It’s becoming increasingly difficult to fight the sense that, for the rest of my life, I’ll be writing about black Americans who’ve been killed, in one way or another, by the police.
Every generation likes to believe that they’ve made progress that distinguishes them from the one before them, and the one before that. But just as many white Americans have not outgrown their violent hatred of black people, as America itself has not outgrown its practice of giving white Americans impunity for the result of this hatred—a new wave of black Americans are inheriting something close to a hatred of their nation, as well as the burden of resisting this, however we can.
In the time it took me to write about one fatal police shooting, another occurred. Originally, I intended to address Alton Sterling, a father of five from Baton Rouge, Louisiana, who was shot to death on Tuesday night by a police officer as he was selling bootleg CDs in a parking lot. Sterling was murdered at a point-blank range while his back was on the ground.
Then, on Wednesday, 32-year-old Philando Castile was executed by a St. Paul police officer during a traffic stop. The aftermath was caught on camera by his girlfriend, who sat in the car next to him. Her four-year-old daughter was in the back seat.
Neither man presented any reasonable danger whatsoever to the officers who shot them, though the officers will certainly end up crying danger in the inquest, and probably successfully.
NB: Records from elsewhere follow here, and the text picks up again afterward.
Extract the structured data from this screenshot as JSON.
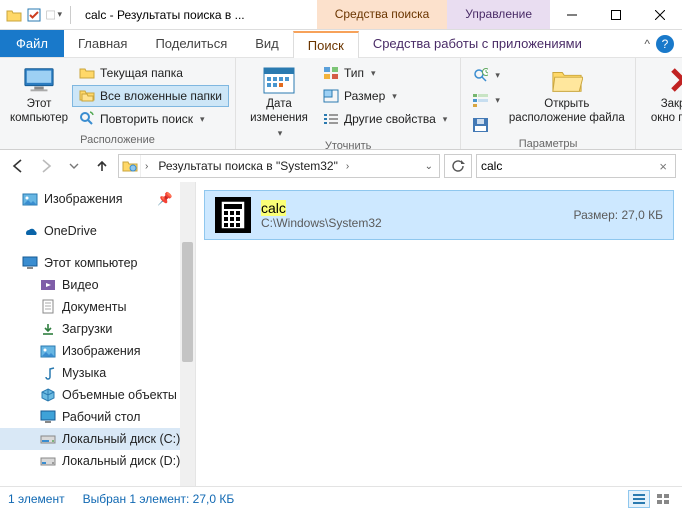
{
  "window": {
    "title": "calc - Результаты поиска в ...",
    "ctx_search": "Средства поиска",
    "ctx_manage": "Управление"
  },
  "tabs": {
    "file": "Файл",
    "home": "Главная",
    "share": "Поделиться",
    "view": "Вид",
    "search": "Поиск",
    "apptools": "Средства работы с приложениями"
  },
  "ribbon": {
    "location": {
      "this_pc": "Этот\nкомпьютер",
      "current_folder": "Текущая папка",
      "all_subfolders": "Все вложенные папки",
      "search_again": "Повторить поиск",
      "group_label": "Расположение"
    },
    "refine": {
      "date_modified": "Дата\nизменения",
      "type": "Тип",
      "size": "Размер",
      "other_props": "Другие свойства",
      "group_label": "Уточнить"
    },
    "options": {
      "open_location": "Открыть\nрасположение файла",
      "group_label": "Параметры"
    },
    "close": {
      "close_search": "Закрыть\nокно поиска"
    }
  },
  "breadcrumb": {
    "text": "Результаты поиска в \"System32\"",
    "search_value": "calc"
  },
  "tree": {
    "pictures_quick": "Изображения",
    "onedrive": "OneDrive",
    "this_pc": "Этот компьютер",
    "videos": "Видео",
    "documents": "Документы",
    "downloads": "Загрузки",
    "pictures": "Изображения",
    "music": "Музыка",
    "objects3d": "Объемные объекты",
    "desktop": "Рабочий стол",
    "drive_c": "Локальный диск (C:)",
    "drive_d": "Локальный диск (D:)"
  },
  "result": {
    "name": "calc",
    "path": "C:\\Windows\\System32",
    "size_label": "Размер:",
    "size_value": "27,0 КБ"
  },
  "status": {
    "count": "1 элемент",
    "selection": "Выбран 1 элемент: 27,0 КБ"
  }
}
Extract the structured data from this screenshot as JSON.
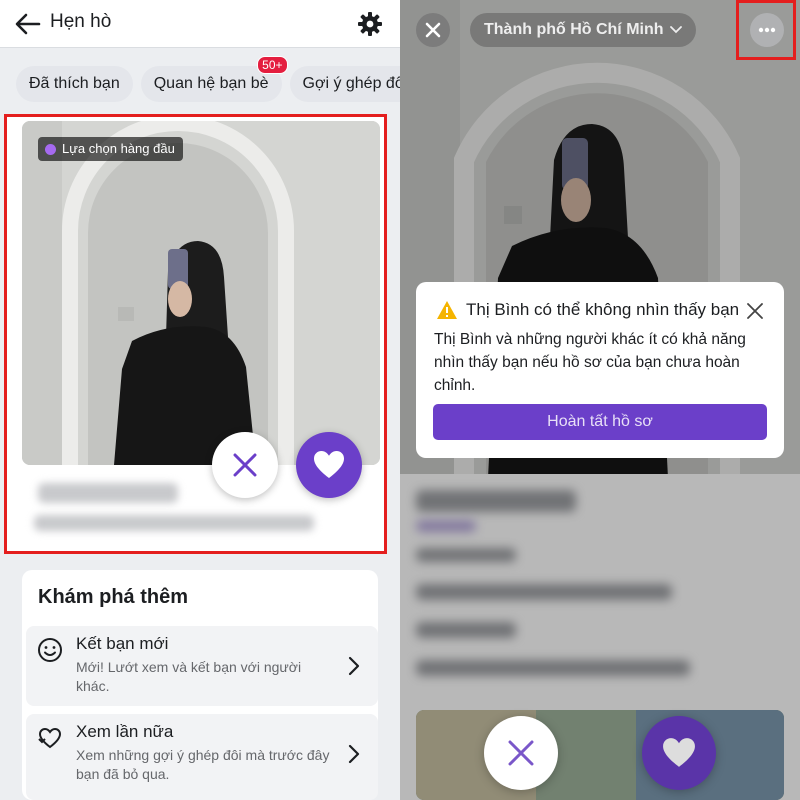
{
  "left": {
    "header": {
      "title": "Hẹn hò"
    },
    "chips": [
      {
        "label": "Đã thích bạn",
        "badge": ""
      },
      {
        "label": "Quan hệ bạn bè",
        "badge": "50+"
      },
      {
        "label": "Gợi ý ghép đôi",
        "badge": ""
      }
    ],
    "card": {
      "tag": "Lựa chọn hàng đầu"
    },
    "explore": {
      "title": "Khám phá thêm",
      "items": [
        {
          "title": "Kết bạn mới",
          "desc": "Mới! Lướt xem và kết bạn với người khác."
        },
        {
          "title": "Xem lần nữa",
          "desc": "Xem những gợi ý ghép đôi mà trước đây bạn đã bỏ qua."
        }
      ]
    }
  },
  "right": {
    "city": "Thành phố Hồ Chí Minh",
    "notice": {
      "title": "Thị Bình có thể không nhìn thấy bạn",
      "body": "Thị Bình và những người khác ít có khả năng nhìn thấy bạn nếu hồ sơ của bạn chưa hoàn chỉnh.",
      "button": "Hoàn tất hồ sơ"
    }
  },
  "colors": {
    "accent": "#6b3fc9",
    "highlight": "#e41e1e",
    "badge": "#e41e3f"
  },
  "icons": [
    "back-arrow-icon",
    "gear-icon",
    "close-icon",
    "heart-icon",
    "smiley-icon",
    "rewind-heart-icon",
    "chevron-right-icon",
    "more-icon",
    "warning-icon",
    "chevron-down-icon"
  ]
}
Alton Sterling, whose hands were empty when he was shot, had a gun in his pocket that was pulled out by the officers as he died. A woman who occasionally bought CDs from him told the AP that Sterling was hustling to make a living, and likely feared being robbed. It doesn’t seem to matter that Louisiana is an open-carry state (Ohio, where 12-year-old Tamir Rice was shot for his toy gun, is too).
Philando Castile’s girlfriend filmed a cop in the throes of self-induced panic pointing a gun at his unconscious, bleeding body. She says the officer “asked him for license and registration. He told him that it was in his wallet, but he had a pistol on him because he’s licensed to carry. The officer said don’t move. As he was putting his hands back up, the officer shot him in the arm four or five times.”
And so this song plays again. A black life is stolen and we must now struggle to measure the pain and remember that none of our lives are really safe. We must sit with the footage of these incidents, which fill in what our imagination would write otherwise, and wonder if one of these horrifying videos will ever result in change. So far they have not. Some people will sit with their children to teach them to be cautious around state agents ostensibly tasked with protecting them. Some will cry and some will rage. Some of us will write.
Yesterday, Roxane Gay wrote a powerful piece for the New York Times on Alton Sterling and the continued disregard for black lives. Just as Ta-Nehisi Coates wrote about Tamir Rice and Freddie Gray and Brittney Cooper about Sandra Bland. I myself have offered more than a few words on the subject.
So many of these writers—black and otherwise—write beautiful, tragic and true prose in the aftermath of these offenses about the fallacy that is being both safe and black in America. Their articles are shared and lauded and discussed and responded to and built upon. Then we wait for another—another shooting, another lost life. And we write again, and wonder: is this just the way of things now? How much time will I spend finding the correct words to say that the color of a person’s skin is not justification for ending their life? And how much time will elapse until those words mean anything to the people who actually kill us?
The shooting of black people by the police has been happening for as long as America has existed. But this cycle—the graphic videos, the celebrity social media posts, the GoFundMe campaigns, the essays, the thinkpieces, and then the wait to do it all again—it’s fully visible. We ache and we yell and we hope that, eventually, the obvious weight of all this pain will be enough to move something to change. But at times hoping in public feels even more precarious. We cannot appeal to a national conscience when, as Stokely Carmichael reminded us, there is none.
Slavery in the United States lasted about 240 years. The lynching era lasted for 70 more. And now, in 2016, black people are living through a second struggle for our civil rights: we’re asking for independent investigations, body cameras, more rigorous police training, and a minimum affordance of personhood. We’re asking for something very simple that sometimes feels impossible: for the nation to be compassionate, for the nation to recognize our humanity.
Every time another black person dies at the hands of police, it feels like we’re slamming into a wall. The state and white supremacy have perfectly crafted yet another tactic to keep us scared and compliant. As with lynching, it’s less about the total loss of life—though the numbers are horrific—and more about the constant state of fear it breeds, audible and visible in the way Philando Castile’s girlfriend refers to the officer who just shot her boyfriend as “sir.”
I can continue to vote and go to protests and sign petitions and donate money and get in arguments with racist white people. And I can write. I can write again and again for as long as the this nation piles up black bodies. But when you’ve just watched a man bleed to death after a routine traffic stop while a child sits in the back seat, it sure as hell doesn’t feel like much.